# WHAT NEEDS TO BE DONE
Across the data below, how many lines have the word "this" in them? Respond with the number alone.

[[ MATERIAL SUPPLIED open ]]

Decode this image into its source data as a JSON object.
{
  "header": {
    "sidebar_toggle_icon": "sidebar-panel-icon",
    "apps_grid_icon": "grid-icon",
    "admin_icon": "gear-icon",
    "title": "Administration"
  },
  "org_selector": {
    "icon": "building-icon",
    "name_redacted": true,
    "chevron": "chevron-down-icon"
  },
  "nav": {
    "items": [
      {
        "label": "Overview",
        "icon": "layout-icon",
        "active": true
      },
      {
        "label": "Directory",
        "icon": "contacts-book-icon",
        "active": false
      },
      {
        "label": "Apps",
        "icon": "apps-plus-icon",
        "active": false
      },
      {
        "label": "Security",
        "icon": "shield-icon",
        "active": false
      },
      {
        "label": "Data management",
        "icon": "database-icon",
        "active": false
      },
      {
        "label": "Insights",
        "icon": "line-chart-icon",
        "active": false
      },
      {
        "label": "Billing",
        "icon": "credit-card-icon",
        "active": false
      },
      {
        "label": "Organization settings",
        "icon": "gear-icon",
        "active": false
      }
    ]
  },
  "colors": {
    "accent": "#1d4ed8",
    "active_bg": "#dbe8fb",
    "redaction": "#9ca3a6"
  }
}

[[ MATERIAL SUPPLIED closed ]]
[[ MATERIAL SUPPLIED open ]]

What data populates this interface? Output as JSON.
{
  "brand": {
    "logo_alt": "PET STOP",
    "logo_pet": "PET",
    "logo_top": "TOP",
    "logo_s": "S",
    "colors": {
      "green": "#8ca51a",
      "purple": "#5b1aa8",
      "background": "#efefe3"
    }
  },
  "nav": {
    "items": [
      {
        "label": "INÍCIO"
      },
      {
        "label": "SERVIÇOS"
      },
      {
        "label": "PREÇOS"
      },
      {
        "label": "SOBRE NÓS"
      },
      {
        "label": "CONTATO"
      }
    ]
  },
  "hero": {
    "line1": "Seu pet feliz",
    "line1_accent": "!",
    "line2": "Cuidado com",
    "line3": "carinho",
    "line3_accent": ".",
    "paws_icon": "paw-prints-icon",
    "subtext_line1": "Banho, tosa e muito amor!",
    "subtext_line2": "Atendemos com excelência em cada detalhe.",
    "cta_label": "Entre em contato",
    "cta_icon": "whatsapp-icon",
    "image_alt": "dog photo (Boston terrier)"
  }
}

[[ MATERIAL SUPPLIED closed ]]

# SOLUTION
2